Biosecurity risks top 60,000 at mail centres in 2020

29 December 2020

2020 has been another busy year for biosecurity, with an increased number of biosecurity risks arriving at Australia’s international mail centres. 

Minister for Agriculture, Drought and Emergency Management, David Littleproud said more than 60 thousand mail articles had been intercepted with actionable biosecurity material this year, an increase of approximately 3 thousand articles for the same period in 2019.

“2020 has been a challenging year and a lot of people have turned to online shopping and purchasing goods from overseas due to COVID-19,” Minister Littleproud said.

“As people haven’t been able to travel, we have seen an increase in parcels coming through our international mail centres, including items that could pose a biosecurity risk. 

“Between 1 January and 31 October 2020, 25 million international mail articles were screened for biosecurity risk material.

“Biosecurity officers intercepted over 45 thousand articles containing seeds, equating to 75 per cent of the total interceptions for the period.

“Between 15 October and 24 November 2020 biosecurity officers working in the international mail centres also intercepted 422 articles containing khapra beetle risk commodities. 

“Khapra is a very significant pest to our grain and horticulture industries, and if it were to establish in Australia is could affect the clean and green reputation of our exports.

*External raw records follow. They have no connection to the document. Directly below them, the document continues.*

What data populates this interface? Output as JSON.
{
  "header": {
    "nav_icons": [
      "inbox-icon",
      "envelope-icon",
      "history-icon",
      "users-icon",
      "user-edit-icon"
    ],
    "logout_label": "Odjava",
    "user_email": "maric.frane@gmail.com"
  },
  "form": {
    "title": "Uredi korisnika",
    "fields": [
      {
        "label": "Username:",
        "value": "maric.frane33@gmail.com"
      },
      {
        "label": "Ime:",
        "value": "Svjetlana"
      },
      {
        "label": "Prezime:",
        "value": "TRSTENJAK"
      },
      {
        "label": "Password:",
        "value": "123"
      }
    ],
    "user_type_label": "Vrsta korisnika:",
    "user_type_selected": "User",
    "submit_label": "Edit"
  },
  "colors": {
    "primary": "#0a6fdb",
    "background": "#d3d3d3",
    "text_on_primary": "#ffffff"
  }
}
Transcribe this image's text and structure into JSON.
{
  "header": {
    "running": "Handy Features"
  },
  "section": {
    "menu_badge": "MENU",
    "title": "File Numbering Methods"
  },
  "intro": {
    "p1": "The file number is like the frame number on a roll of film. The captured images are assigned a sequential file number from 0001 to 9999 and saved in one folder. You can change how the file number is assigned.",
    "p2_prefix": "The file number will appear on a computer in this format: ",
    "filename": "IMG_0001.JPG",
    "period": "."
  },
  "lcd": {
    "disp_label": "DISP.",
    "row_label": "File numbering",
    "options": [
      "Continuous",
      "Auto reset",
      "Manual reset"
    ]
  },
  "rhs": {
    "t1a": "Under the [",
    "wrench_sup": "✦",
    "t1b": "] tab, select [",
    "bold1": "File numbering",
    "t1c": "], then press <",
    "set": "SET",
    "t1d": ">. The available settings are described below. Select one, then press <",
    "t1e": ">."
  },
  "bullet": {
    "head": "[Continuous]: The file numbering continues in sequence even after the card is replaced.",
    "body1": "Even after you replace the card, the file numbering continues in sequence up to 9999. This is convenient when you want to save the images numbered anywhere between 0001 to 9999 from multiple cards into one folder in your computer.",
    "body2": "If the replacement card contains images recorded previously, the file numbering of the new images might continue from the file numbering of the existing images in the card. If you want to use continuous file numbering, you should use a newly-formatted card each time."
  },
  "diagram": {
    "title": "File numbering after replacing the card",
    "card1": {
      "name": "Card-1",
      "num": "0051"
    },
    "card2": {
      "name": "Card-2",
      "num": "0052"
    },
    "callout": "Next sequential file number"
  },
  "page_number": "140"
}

I recently announced $14.5 million over 18 months to strengthen biosecurity measures in response to recent interceptions of this significant pest in non-food goods.

“Over 3000 articles intercepted contained pork or pork-related products this year with 2700 intercepted during the same period last year.

“Pork products could potentially carry African swine fever, a contagious viral disease of domestic and wild pigs which has no vaccine and kills about 80 per cent of the pigs it infects, as well as foot and mouth disease.

“Our biosecurity detector dogs have again been busy at the mail centres, screening more than 12.9 million incoming mail items and intercepting approximately 17000 biosecurity risk items.

“This includes parcels containing eggs, live plants, meat and a range of other risk material. 

“I urge anyone ordering an item containing an animal or plant product online, or having one sent from overseas this Christmas period, to think again.

“We all need to play our part to safeguard our agricultural production and our environment by not having anything sent to Australia that would compromise our biosecurity status.”

For more information about what can and can’t be brought into Australia, visit

We wish everyone a biosecurity-safe New Year,